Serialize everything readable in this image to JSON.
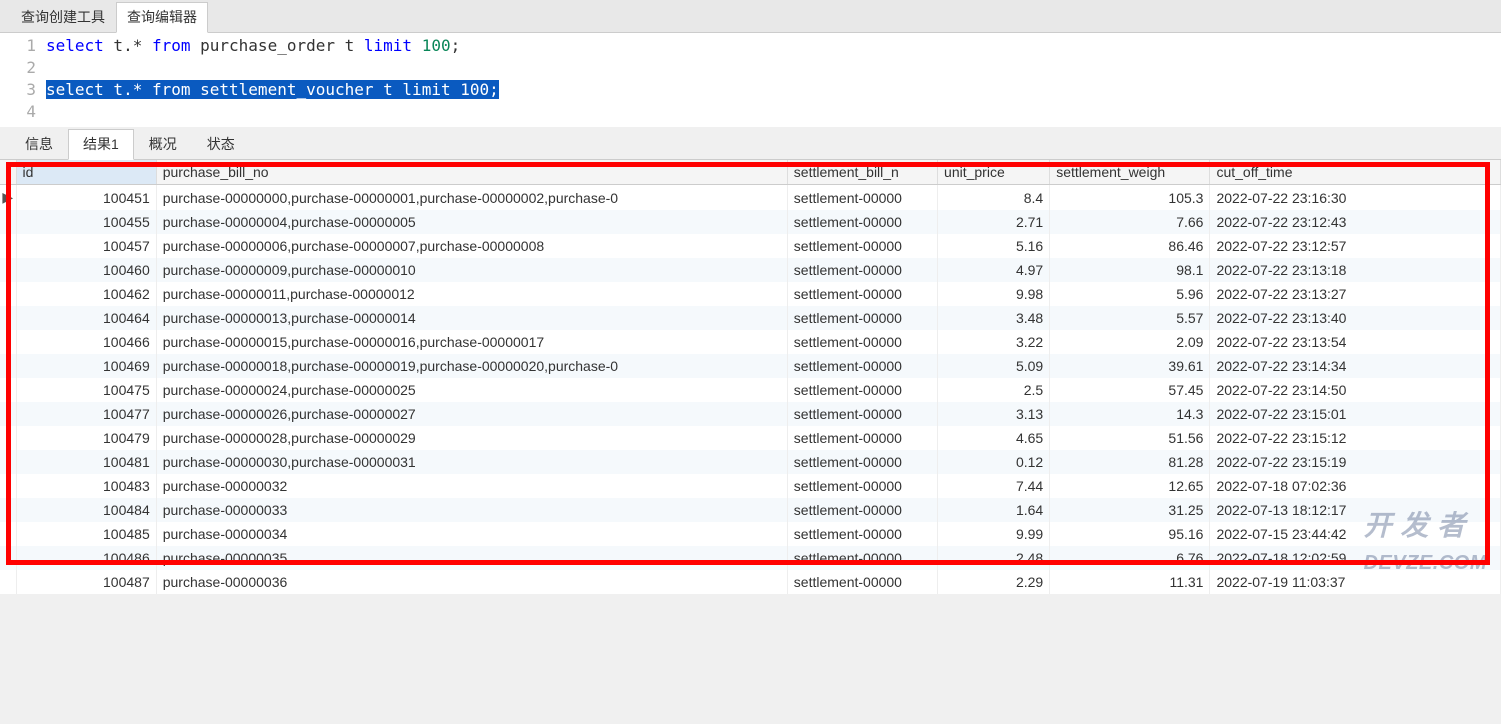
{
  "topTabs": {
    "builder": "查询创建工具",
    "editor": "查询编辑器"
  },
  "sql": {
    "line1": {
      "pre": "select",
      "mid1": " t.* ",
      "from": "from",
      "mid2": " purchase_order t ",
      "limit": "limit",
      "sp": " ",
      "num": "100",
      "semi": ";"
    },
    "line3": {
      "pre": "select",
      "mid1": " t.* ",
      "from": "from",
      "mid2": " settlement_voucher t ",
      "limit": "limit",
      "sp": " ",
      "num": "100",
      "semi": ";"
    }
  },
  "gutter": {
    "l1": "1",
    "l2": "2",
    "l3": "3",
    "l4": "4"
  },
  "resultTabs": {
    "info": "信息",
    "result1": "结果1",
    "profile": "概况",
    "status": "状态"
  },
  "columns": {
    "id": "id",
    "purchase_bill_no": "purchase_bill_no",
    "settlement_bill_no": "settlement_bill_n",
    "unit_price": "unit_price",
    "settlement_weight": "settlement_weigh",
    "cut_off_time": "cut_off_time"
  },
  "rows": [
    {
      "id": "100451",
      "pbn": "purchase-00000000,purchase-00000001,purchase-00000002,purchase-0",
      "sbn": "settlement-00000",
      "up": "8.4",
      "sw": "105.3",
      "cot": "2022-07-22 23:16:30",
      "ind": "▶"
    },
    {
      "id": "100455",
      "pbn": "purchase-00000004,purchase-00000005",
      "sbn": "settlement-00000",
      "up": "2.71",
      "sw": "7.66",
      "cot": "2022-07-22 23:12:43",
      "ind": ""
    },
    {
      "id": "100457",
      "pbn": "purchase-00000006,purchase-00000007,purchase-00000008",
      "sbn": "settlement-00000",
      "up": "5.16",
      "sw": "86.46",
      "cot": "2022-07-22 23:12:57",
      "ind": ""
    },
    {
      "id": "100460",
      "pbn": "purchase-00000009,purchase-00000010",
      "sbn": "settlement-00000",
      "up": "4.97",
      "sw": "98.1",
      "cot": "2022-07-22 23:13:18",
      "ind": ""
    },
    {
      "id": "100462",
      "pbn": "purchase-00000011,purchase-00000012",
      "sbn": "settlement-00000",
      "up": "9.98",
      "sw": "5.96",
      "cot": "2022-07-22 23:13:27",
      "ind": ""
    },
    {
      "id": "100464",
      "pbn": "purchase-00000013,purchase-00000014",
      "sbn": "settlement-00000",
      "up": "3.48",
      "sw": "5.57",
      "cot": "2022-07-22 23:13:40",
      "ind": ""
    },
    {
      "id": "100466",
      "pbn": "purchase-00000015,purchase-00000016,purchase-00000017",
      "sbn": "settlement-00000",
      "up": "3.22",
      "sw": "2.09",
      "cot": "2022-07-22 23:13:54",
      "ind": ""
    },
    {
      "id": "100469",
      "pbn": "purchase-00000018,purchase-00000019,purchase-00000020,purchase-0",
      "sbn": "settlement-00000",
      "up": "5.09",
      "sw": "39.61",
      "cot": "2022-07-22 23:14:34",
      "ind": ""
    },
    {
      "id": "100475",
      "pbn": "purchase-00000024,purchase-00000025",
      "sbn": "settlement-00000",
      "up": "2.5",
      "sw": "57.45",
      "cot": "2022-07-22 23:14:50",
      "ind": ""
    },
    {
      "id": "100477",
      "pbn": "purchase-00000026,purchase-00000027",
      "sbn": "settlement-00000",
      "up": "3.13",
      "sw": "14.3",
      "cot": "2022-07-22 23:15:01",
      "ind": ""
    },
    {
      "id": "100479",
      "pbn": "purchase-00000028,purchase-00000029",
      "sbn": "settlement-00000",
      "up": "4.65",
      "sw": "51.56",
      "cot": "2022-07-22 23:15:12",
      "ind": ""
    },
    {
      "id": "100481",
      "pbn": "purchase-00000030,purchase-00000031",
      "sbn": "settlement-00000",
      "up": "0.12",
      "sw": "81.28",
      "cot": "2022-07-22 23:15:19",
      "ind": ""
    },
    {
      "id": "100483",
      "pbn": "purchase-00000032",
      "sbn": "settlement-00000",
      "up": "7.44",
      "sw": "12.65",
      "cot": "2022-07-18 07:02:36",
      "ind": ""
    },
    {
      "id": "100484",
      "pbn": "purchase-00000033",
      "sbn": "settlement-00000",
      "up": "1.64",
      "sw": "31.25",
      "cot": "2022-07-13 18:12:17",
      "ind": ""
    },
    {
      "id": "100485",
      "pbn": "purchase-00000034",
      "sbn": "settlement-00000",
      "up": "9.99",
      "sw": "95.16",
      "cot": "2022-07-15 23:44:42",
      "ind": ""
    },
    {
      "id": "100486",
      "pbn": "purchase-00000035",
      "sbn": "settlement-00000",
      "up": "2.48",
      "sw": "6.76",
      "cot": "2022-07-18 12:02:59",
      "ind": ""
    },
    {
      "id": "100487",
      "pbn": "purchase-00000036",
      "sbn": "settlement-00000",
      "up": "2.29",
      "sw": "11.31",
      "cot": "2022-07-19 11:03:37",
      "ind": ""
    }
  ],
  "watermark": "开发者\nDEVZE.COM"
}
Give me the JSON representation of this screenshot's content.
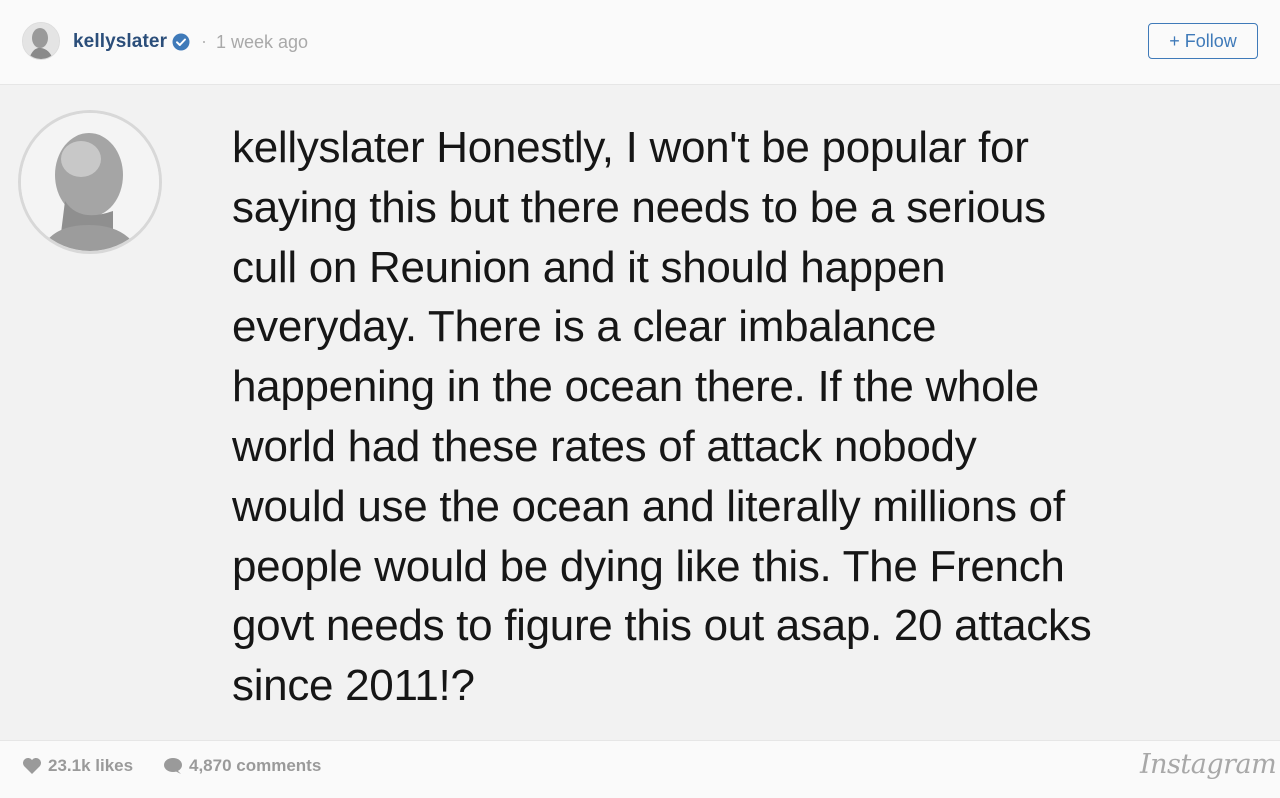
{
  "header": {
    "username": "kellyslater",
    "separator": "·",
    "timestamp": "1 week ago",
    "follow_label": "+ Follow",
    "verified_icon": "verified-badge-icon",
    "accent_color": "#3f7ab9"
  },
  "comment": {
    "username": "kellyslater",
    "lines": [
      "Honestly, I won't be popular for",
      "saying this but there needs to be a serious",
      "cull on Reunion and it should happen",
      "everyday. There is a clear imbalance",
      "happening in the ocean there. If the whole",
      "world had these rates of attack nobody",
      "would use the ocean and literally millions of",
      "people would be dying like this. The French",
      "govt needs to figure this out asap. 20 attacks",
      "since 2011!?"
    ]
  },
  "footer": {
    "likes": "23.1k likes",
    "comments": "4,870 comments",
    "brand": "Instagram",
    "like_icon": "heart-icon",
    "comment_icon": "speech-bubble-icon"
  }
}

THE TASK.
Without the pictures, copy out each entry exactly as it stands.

TASK RESULT.
Serialize everything readable in this image to JSON.
{
  "topTabs": {
    "builder": "查询创建工具",
    "editor": "查询编辑器"
  },
  "sql": {
    "line1": {
      "pre": "select",
      "mid1": " t.* ",
      "from": "from",
      "mid2": " purchase_order t ",
      "limit": "limit",
      "sp": " ",
      "num": "100",
      "semi": ";"
    },
    "line3": {
      "pre": "select",
      "mid1": " t.* ",
      "from": "from",
      "mid2": " settlement_voucher t ",
      "limit": "limit",
      "sp": " ",
      "num": "100",
      "semi": ";"
    }
  },
  "gutter": {
    "l1": "1",
    "l2": "2",
    "l3": "3",
    "l4": "4"
  },
  "resultTabs": {
    "info": "信息",
    "result1": "结果1",
    "profile": "概况",
    "status": "状态"
  },
  "columns": {
    "id": "id",
    "purchase_bill_no": "purchase_bill_no",
    "settlement_bill_no": "settlement_bill_n",
    "unit_price": "unit_price",
    "settlement_weight": "settlement_weigh",
    "cut_off_time": "cut_off_time"
  },
  "rows": [
    {
      "id": "100451",
      "pbn": "purchase-00000000,purchase-00000001,purchase-00000002,purchase-0",
      "sbn": "settlement-00000",
      "up": "8.4",
      "sw": "105.3",
      "cot": "2022-07-22 23:16:30",
      "ind": "▶"
    },
    {
      "id": "100455",
      "pbn": "purchase-00000004,purchase-00000005",
      "sbn": "settlement-00000",
      "up": "2.71",
      "sw": "7.66",
      "cot": "2022-07-22 23:12:43",
      "ind": ""
    },
    {
      "id": "100457",
      "pbn": "purchase-00000006,purchase-00000007,purchase-00000008",
      "sbn": "settlement-00000",
      "up": "5.16",
      "sw": "86.46",
      "cot": "2022-07-22 23:12:57",
      "ind": ""
    },
    {
      "id": "100460",
      "pbn": "purchase-00000009,purchase-00000010",
      "sbn": "settlement-00000",
      "up": "4.97",
      "sw": "98.1",
      "cot": "2022-07-22 23:13:18",
      "ind": ""
    },
    {
      "id": "100462",
      "pbn": "purchase-00000011,purchase-00000012",
      "sbn": "settlement-00000",
      "up": "9.98",
      "sw": "5.96",
      "cot": "2022-07-22 23:13:27",
      "ind": ""
    },
    {
      "id": "100464",
      "pbn": "purchase-00000013,purchase-00000014",
      "sbn": "settlement-00000",
      "up": "3.48",
      "sw": "5.57",
      "cot": "2022-07-22 23:13:40",
      "ind": ""
    },
    {
      "id": "100466",
      "pbn": "purchase-00000015,purchase-00000016,purchase-00000017",
      "sbn": "settlement-00000",
      "up": "3.22",
      "sw": "2.09",
      "cot": "2022-07-22 23:13:54",
      "ind": ""
    },
    {
      "id": "100469",
      "pbn": "purchase-00000018,purchase-00000019,purchase-00000020,purchase-0",
      "sbn": "settlement-00000",
      "up": "5.09",
      "sw": "39.61",
      "cot": "2022-07-22 23:14:34",
      "ind": ""
    },
    {
      "id": "100475",
      "pbn": "purchase-00000024,purchase-00000025",
      "sbn": "settlement-00000",
      "up": "2.5",
      "sw": "57.45",
      "cot": "2022-07-22 23:14:50",
      "ind": ""
    },
    {
      "id": "100477",
      "pbn": "purchase-00000026,purchase-00000027",
      "sbn": "settlement-00000",
      "up": "3.13",
      "sw": "14.3",
      "cot": "2022-07-22 23:15:01",
      "ind": ""
    },
    {
      "id": "100479",
      "pbn": "purchase-00000028,purchase-00000029",
      "sbn": "settlement-00000",
      "up": "4.65",
      "sw": "51.56",
      "cot": "2022-07-22 23:15:12",
      "ind": ""
    },
    {
      "id": "100481",
      "pbn": "purchase-00000030,purchase-00000031",
      "sbn": "settlement-00000",
      "up": "0.12",
      "sw": "81.28",
      "cot": "2022-07-22 23:15:19",
      "ind": ""
    },
    {
      "id": "100483",
      "pbn": "purchase-00000032",
      "sbn": "settlement-00000",
      "up": "7.44",
      "sw": "12.65",
      "cot": "2022-07-18 07:02:36",
      "ind": ""
    },
    {
      "id": "100484",
      "pbn": "purchase-00000033",
      "sbn": "settlement-00000",
      "up": "1.64",
      "sw": "31.25",
      "cot": "2022-07-13 18:12:17",
      "ind": ""
    },
    {
      "id": "100485",
      "pbn": "purchase-00000034",
      "sbn": "settlement-00000",
      "up": "9.99",
      "sw": "95.16",
      "cot": "2022-07-15 23:44:42",
      "ind": ""
    },
    {
      "id": "100486",
      "pbn": "purchase-00000035",
      "sbn": "settlement-00000",
      "up": "2.48",
      "sw": "6.76",
      "cot": "2022-07-18 12:02:59",
      "ind": ""
    },
    {
      "id": "100487",
      "pbn": "purchase-00000036",
      "sbn": "settlement-00000",
      "up": "2.29",
      "sw": "11.31",
      "cot": "2022-07-19 11:03:37",
      "ind": ""
    }
  ],
  "watermark": "开发者\nDEVZE.COM"
}
Give me the JSON representation of this screenshot's content.
{
  "header": {
    "username": "kellyslater",
    "separator": "·",
    "timestamp": "1 week ago",
    "follow_label": "+ Follow",
    "verified_icon": "verified-badge-icon",
    "accent_color": "#3f7ab9"
  },
  "comment": {
    "username": "kellyslater",
    "lines": [
      "Honestly, I won't be popular for",
      "saying this but there needs to be a serious",
      "cull on Reunion and it should happen",
      "everyday. There is a clear imbalance",
      "happening in the ocean there. If the whole",
      "world had these rates of attack nobody",
      "would use the ocean and literally millions of",
      "people would be dying like this. The French",
      "govt needs to figure this out asap. 20 attacks",
      "since 2011!?"
    ]
  },
  "footer": {
    "likes": "23.1k likes",
    "comments": "4,870 comments",
    "brand": "Instagram",
    "like_icon": "heart-icon",
    "comment_icon": "speech-bubble-icon"
  }
}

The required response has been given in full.